Research suggests layoffs can have adverse health effects, both
short term and long term A New York Times story by Michael Luo
reports that a
2006 study by a group of Yale epidemiologists found that people who lost their jobs
had doubled risk of stroke and heart attack, and a study last year found that
people who lost jobs faced an 83% higher risk of developing diabetes, arthritis
or psychiatric problems.
Till von Wachter, a Columbia University economist, and Daniel
Sullivan, research director at the Federal Reserve Bank of Chicago, examined
records of earnings and Social Security Administration death records of Pennsylvania
workers during the recession of the 1980s. Their findings, citied in The Times story,
showed that men with long seniority in their jobs were 50 percent to 100 percent
more likely-depending on their age-to die in the year after a job
loss. Twenty years later, the researchers,
found, their death rates were still 10 to 15 percent higher than comparable men
who remained employed. That meant that a
man who lost his job at age 40 lost a year to a year and a half of his life. Read their paper here.
The Times story also quotes a 2009 study by Sarah Burgard
, a professor of sociology and epidemiology at the university
of Michigan, who found that persistent job insecurity might be as much or more
detrimental to health as job loss. In an
era when people are expected to find several jobs over the course of a career,
that has extraordinary public health implications.
While research on life expectancy is recent, the complex relationship
between health and work and the disruptive nature of job loss has long been documented.
In the 1986 leveraged buyout of Safeway, 63,000 managers and workers lost their
jobs through store sales and layoffs. A Pulitzer Prize winning Wall Street Journal story by Susan Faludi
, then a Journal reporter, examined the aftermath.
In addition to the organizational and structural changes in the business, her report described the wrenching

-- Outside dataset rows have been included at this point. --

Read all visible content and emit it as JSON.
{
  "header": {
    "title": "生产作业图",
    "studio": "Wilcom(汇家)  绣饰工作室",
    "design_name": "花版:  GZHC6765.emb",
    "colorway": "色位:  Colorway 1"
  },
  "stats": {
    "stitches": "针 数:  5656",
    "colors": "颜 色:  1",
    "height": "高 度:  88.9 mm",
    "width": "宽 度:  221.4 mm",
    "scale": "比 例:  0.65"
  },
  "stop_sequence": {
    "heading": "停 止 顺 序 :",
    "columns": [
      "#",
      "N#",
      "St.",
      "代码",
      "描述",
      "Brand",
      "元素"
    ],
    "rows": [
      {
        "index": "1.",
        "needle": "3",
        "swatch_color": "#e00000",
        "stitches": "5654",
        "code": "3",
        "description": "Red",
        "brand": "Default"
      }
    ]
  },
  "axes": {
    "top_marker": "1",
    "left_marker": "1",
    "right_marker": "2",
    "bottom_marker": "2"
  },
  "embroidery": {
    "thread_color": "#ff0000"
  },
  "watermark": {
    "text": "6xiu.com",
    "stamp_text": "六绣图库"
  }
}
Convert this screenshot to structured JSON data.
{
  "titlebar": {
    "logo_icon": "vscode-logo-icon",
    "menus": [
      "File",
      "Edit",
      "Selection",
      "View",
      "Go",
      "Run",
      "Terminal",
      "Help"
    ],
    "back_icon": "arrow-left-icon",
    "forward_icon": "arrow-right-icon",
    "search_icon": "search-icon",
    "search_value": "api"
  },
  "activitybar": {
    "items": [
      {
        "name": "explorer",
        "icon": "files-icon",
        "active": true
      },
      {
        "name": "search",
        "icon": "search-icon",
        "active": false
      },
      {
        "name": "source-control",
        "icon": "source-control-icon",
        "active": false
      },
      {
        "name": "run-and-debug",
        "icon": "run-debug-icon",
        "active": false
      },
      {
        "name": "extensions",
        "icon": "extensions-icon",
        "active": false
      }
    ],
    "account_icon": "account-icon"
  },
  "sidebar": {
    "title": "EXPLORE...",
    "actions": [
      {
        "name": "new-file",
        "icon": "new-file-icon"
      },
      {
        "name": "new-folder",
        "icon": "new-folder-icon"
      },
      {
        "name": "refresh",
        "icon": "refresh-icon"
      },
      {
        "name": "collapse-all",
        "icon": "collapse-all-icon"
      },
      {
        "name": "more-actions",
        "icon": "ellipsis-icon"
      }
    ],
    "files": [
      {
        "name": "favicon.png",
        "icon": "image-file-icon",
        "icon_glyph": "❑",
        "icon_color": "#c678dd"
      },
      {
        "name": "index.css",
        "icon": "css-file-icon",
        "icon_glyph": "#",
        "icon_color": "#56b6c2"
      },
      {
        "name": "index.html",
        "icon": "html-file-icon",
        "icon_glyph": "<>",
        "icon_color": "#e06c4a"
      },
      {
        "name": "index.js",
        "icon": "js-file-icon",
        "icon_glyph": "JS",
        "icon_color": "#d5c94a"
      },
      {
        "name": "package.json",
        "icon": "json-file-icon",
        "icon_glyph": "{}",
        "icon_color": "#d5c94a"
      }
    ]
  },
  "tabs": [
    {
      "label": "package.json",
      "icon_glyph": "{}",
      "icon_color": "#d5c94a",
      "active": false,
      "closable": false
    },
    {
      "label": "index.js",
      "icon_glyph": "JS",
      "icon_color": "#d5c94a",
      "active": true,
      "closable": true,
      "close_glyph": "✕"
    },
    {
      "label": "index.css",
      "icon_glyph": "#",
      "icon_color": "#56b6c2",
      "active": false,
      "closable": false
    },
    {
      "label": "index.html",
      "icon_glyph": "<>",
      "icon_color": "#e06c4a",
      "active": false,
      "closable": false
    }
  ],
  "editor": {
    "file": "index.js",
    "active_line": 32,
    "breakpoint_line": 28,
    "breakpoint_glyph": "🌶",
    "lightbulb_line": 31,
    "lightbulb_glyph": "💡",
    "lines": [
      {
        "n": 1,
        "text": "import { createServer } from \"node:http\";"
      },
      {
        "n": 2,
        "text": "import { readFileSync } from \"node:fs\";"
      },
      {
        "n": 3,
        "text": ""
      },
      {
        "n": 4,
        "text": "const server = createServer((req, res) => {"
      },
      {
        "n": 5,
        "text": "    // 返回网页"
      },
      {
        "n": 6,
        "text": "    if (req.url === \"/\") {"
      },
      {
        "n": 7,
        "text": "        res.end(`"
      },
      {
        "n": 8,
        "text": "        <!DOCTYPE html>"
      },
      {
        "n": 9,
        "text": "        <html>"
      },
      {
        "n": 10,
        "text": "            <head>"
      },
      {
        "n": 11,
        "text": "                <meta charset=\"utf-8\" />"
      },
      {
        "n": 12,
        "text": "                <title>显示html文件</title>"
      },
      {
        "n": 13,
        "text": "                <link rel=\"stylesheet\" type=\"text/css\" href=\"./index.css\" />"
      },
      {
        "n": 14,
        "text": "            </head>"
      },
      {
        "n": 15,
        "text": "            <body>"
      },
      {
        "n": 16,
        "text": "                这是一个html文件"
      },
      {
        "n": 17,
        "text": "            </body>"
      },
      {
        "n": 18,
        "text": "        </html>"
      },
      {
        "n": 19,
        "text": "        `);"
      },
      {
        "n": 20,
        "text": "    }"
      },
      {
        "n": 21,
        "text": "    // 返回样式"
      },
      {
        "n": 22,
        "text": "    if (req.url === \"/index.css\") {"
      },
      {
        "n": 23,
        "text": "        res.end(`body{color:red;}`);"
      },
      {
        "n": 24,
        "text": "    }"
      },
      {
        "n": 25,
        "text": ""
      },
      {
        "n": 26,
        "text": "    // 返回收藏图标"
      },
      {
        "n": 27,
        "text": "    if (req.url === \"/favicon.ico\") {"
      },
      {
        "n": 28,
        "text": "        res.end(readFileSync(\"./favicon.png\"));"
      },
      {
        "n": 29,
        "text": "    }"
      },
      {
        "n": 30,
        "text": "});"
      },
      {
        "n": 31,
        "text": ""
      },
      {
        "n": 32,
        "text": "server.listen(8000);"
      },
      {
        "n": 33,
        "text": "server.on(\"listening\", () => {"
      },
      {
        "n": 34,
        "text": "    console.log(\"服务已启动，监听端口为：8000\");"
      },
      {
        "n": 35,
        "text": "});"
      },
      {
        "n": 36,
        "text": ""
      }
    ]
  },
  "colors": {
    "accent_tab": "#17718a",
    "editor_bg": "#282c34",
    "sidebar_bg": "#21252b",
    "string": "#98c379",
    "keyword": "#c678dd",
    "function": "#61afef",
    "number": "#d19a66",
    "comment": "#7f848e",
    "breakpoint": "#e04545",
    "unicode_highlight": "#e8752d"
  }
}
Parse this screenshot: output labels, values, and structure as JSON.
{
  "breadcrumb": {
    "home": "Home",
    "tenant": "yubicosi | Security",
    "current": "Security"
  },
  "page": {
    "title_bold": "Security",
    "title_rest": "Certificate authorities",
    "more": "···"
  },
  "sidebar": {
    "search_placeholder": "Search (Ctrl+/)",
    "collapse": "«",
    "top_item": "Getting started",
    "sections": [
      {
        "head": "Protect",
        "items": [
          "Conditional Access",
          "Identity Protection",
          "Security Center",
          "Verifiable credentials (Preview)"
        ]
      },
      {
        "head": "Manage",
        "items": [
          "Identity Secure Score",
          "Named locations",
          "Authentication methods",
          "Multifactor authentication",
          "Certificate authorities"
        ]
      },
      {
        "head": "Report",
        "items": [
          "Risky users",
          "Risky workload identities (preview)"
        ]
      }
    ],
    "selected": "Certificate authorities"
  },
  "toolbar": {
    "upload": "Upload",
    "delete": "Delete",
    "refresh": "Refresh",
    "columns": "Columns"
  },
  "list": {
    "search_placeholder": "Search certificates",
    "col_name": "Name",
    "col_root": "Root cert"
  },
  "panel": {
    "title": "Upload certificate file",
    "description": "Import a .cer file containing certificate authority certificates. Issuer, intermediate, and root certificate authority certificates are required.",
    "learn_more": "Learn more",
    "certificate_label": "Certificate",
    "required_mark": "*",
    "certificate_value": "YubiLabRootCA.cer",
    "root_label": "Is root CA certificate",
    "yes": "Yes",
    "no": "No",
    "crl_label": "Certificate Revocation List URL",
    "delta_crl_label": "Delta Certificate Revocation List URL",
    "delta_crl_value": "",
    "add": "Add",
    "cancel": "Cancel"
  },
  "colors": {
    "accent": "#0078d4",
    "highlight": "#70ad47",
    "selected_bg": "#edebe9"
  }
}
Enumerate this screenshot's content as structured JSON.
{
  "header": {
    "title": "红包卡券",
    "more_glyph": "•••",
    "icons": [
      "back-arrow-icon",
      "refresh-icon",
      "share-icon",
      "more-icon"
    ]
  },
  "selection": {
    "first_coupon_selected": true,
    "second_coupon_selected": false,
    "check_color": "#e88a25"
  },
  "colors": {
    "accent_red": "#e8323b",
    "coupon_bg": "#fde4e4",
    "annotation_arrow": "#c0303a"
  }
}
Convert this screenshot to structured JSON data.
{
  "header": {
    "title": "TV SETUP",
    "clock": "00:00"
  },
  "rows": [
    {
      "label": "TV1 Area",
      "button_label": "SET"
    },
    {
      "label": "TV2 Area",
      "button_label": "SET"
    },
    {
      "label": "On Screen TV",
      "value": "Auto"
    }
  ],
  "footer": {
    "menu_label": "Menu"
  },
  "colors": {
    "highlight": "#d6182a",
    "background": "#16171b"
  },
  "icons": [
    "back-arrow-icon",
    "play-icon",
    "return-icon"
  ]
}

impact on workers and their families, including illnesses, suicides and deaths,
that those closest to the victims attributed to loss of livelihood.